The top ten myths about evolution For those of you who are not familiar Cameron Smith's The Top Ten Myths About Evolution, it is an excellent book. Like the best works of popular science, it guides the reader without expecting them to already know anything about the subject. While its main purpose is to rebut the most popular misconceptions about the theory of evolution, it also teaches the science needed to fill the void that abandoning creationism leaves. In this post, I am going to provide my own rebuttals to Cameron's "top ten myths." 1: Survival of the fittest. A common misunderstanding about evolution is that "survival of the fittest" means only the strong and ruthless survive. It should also be noted that many of the best strategies for passing on ones genes often have nothing to do with strength or ruthlessness. 2: Its just a theory A common objection made to evolution is that the science must be still out because it is "only a theory." 3: The ladder of progress 4: The missing link 5: Evolution is random Conclusion
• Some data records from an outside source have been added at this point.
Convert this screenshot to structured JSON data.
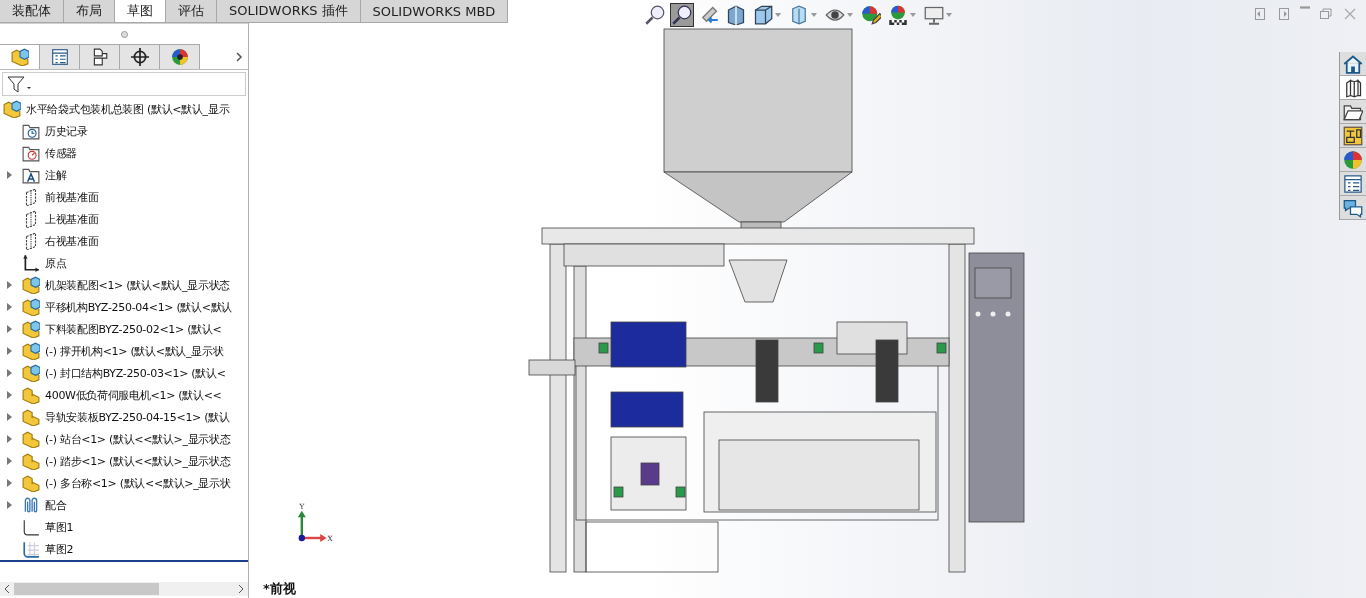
{
  "command_tabs": [
    {
      "label": "装配体",
      "selected": false
    },
    {
      "label": "布局",
      "selected": false
    },
    {
      "label": "草图",
      "selected": true
    },
    {
      "label": "评估",
      "selected": false
    },
    {
      "label": "SOLIDWORKS 插件",
      "selected": false
    },
    {
      "label": "SOLIDWORKS MBD",
      "selected": false
    }
  ],
  "panel_tabs": [
    {
      "kind": "feature-manager",
      "selected": true
    },
    {
      "kind": "property-manager",
      "selected": false
    },
    {
      "kind": "configuration-manager",
      "selected": false
    },
    {
      "kind": "dimxpert",
      "selected": false
    },
    {
      "kind": "display-manager",
      "selected": false
    }
  ],
  "tree": {
    "label": "水平给袋式包装机总装图  (默认<默认_显示",
    "kind": "assembly",
    "children": [
      {
        "label": "历史记录",
        "kind": "history",
        "expandable": false
      },
      {
        "label": "传感器",
        "kind": "sensors",
        "expandable": false
      },
      {
        "label": "注解",
        "kind": "annotations",
        "expandable": true
      },
      {
        "label": "前视基准面",
        "kind": "plane",
        "expandable": false
      },
      {
        "label": "上视基准面",
        "kind": "plane",
        "expandable": false
      },
      {
        "label": "右视基准面",
        "kind": "plane",
        "expandable": false
      },
      {
        "label": "原点",
        "kind": "origin",
        "expandable": false
      },
      {
        "label": "机架装配图<1>  (默认<默认_显示状态",
        "kind": "assembly",
        "expandable": true
      },
      {
        "label": "平移机构BYZ-250-04<1>  (默认<默认",
        "kind": "assembly",
        "expandable": true
      },
      {
        "label": "下料装配图BYZ-250-02<1>  (默认<",
        "kind": "assembly",
        "expandable": true
      },
      {
        "label": "(-) 撑开机构<1>  (默认<默认_显示状",
        "kind": "assembly",
        "expandable": true
      },
      {
        "label": "(-) 封口结构BYZ-250-03<1>  (默认<",
        "kind": "assembly",
        "expandable": true
      },
      {
        "label": "400W低负荷伺服电机<1>  (默认<<",
        "kind": "part",
        "expandable": true
      },
      {
        "label": "导轨安装板BYZ-250-04-15<1>  (默认",
        "kind": "part",
        "expandable": true
      },
      {
        "label": "(-) 站台<1>  (默认<<默认>_显示状态",
        "kind": "part",
        "expandable": true
      },
      {
        "label": "(-) 踏步<1>  (默认<<默认>_显示状态",
        "kind": "part",
        "expandable": true
      },
      {
        "label": "(-) 多台称<1>  (默认<<默认>_显示状",
        "kind": "part",
        "expandable": true
      },
      {
        "label": "配合",
        "kind": "mates",
        "expandable": true
      },
      {
        "label": "草图1",
        "kind": "sketch",
        "expandable": false
      },
      {
        "label": "草图2",
        "kind": "sketch-grid",
        "expandable": false
      }
    ]
  },
  "view_toolbar": [
    {
      "kind": "zoom-fit",
      "selected": false,
      "dropdown": false
    },
    {
      "kind": "zoom-area",
      "selected": true,
      "dropdown": false
    },
    {
      "kind": "previous-view",
      "selected": false,
      "dropdown": false
    },
    {
      "kind": "section-view",
      "selected": false,
      "dropdown": false
    },
    {
      "kind": "view-orientation",
      "selected": false,
      "dropdown": true
    },
    {
      "kind": "display-style",
      "selected": false,
      "dropdown": true
    },
    {
      "kind": "hide-show",
      "selected": false,
      "dropdown": true
    },
    {
      "kind": "edit-appearance",
      "selected": false,
      "dropdown": false
    },
    {
      "kind": "apply-scene",
      "selected": false,
      "dropdown": true
    },
    {
      "kind": "view-settings",
      "selected": false,
      "dropdown": true
    }
  ],
  "window_controls": [
    {
      "kind": "previous"
    },
    {
      "kind": "next"
    },
    {
      "kind": "minimize"
    },
    {
      "kind": "restore"
    },
    {
      "kind": "close"
    }
  ],
  "task_pane": [
    {
      "kind": "home",
      "selected": false
    },
    {
      "kind": "library",
      "selected": true
    },
    {
      "kind": "folder",
      "selected": false
    },
    {
      "kind": "view-palette",
      "selected": false
    },
    {
      "kind": "appearances",
      "selected": false
    },
    {
      "kind": "properties",
      "selected": false
    },
    {
      "kind": "forum",
      "selected": false
    }
  ],
  "triad": {
    "x_label": "X",
    "y_label": "Y"
  },
  "view_name": "*前视"
}
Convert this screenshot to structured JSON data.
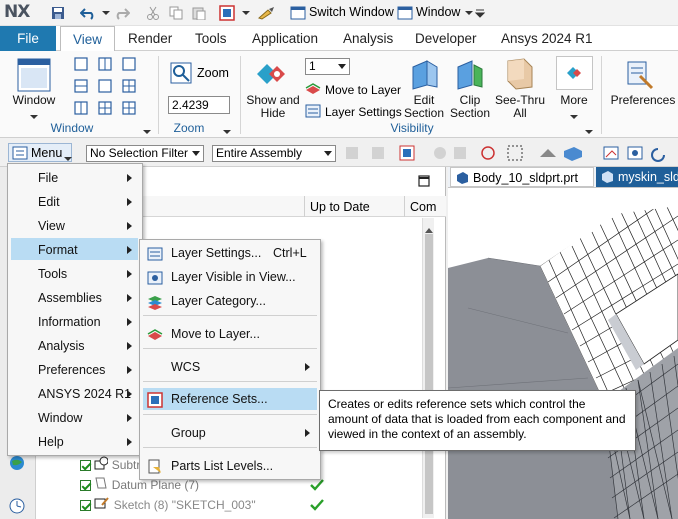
{
  "app": {
    "logo": "NX"
  },
  "qat": {
    "switch_window": "Switch Window",
    "window": "Window"
  },
  "tabs": [
    "File",
    "View",
    "Render",
    "Tools",
    "Application",
    "Analysis",
    "Developer",
    "Ansys 2024 R1"
  ],
  "ribbon": {
    "window_btn": "Window",
    "group_window": "Window",
    "zoom_btn": "Zoom",
    "zoom_value": "2.4239",
    "group_zoom": "Zoom",
    "layer_combo": "1",
    "move_to_layer": "Move to Layer",
    "layer_settings": "Layer Settings",
    "show_hide": "Show and Hide",
    "edit_section": "Edit Section",
    "clip_section": "Clip Section",
    "see_thru": "See-Thru All",
    "more": "More",
    "group_visibility": "Visibility",
    "preferences": "Preferences"
  },
  "cmdbar": {
    "menu": "Menu",
    "selection_filter": "No Selection Filter",
    "assembly_scope": "Entire Assembly"
  },
  "graphics_tabs": [
    "Body_10_sldprt.prt",
    "myskin_sld"
  ],
  "navigator": {
    "col_up_to_date": "Up to Date",
    "col_com": "Com",
    "rows": [
      {
        "label": "Subtr",
        "icon": "subtract-icon"
      },
      {
        "label": "Datum Plane (7)",
        "icon": "datum-plane-icon"
      },
      {
        "label": "Sketch (8) \"SKETCH_003\"",
        "icon": "sketch-icon"
      }
    ]
  },
  "main_menu": [
    "File",
    "Edit",
    "View",
    "Format",
    "Tools",
    "Assemblies",
    "Information",
    "Analysis",
    "Preferences",
    "ANSYS 2024 R1",
    "Window",
    "Help"
  ],
  "format_menu": {
    "layer_settings": "Layer Settings...",
    "layer_settings_shortcut": "Ctrl+L",
    "layer_visible": "Layer Visible in View...",
    "layer_category": "Layer Category...",
    "move_to_layer": "Move to Layer...",
    "wcs": "WCS",
    "reference_sets": "Reference Sets...",
    "group": "Group",
    "parts_list_levels": "Parts List Levels..."
  },
  "tooltip": "Creates or edits reference sets which control the amount of data that is loaded from each component and viewed in the context of an assembly.",
  "colors": {
    "accent": "#1f79b0",
    "highlight": "#b9dcf3",
    "group_label": "#1f5f99"
  }
}
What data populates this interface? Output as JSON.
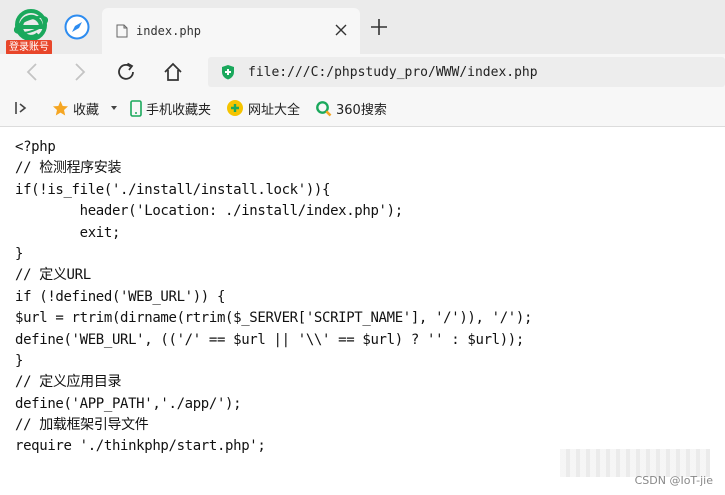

Why Isn't the Sky Blue? What is the color of honey, and "faces pale with fear"? If you're Homer--one of the most influential poets in human history--that color is green. And the sea is "wine-dark," just like oxen...though sheep are violet. Which all sounds...well, really off. Read more: Guy Deutscher, Through the Language Glass: Why the World Looks Different in Other Languages Homer, The Odyssey: The Fitzgerald Translation virology blog — About viruses and viral disease The top 100 papers The discovery of high-temperature superconductors, the determination of DNA’s double-helix structure, the first observations that the expansion of the Universe is accelerating — all of these breakthroughs won Nobel prizes and international acclaim. Yet none of the papers that announced them comes anywhere close to ranking among the 100 most highly cited papers of all time. Citations, in which one paper refers to earlier works, are the standard means by which authors acknowledge the source of their methods, ideas and findings, and are often used as a rough measure of a paper’s importance. Fifty years ago, Eugene Garfield published the Science Citation Index (SCI), the first systematic effort to track citations in the scientific literature. To mark the anniversary, Nature asked Thomson Reuters, which now owns the SCI, to list the 100 most highly cited papers of all time. Richard van Noorden discusses what makes it to the top of the citation-count charts. Biological techniques Bioinformatics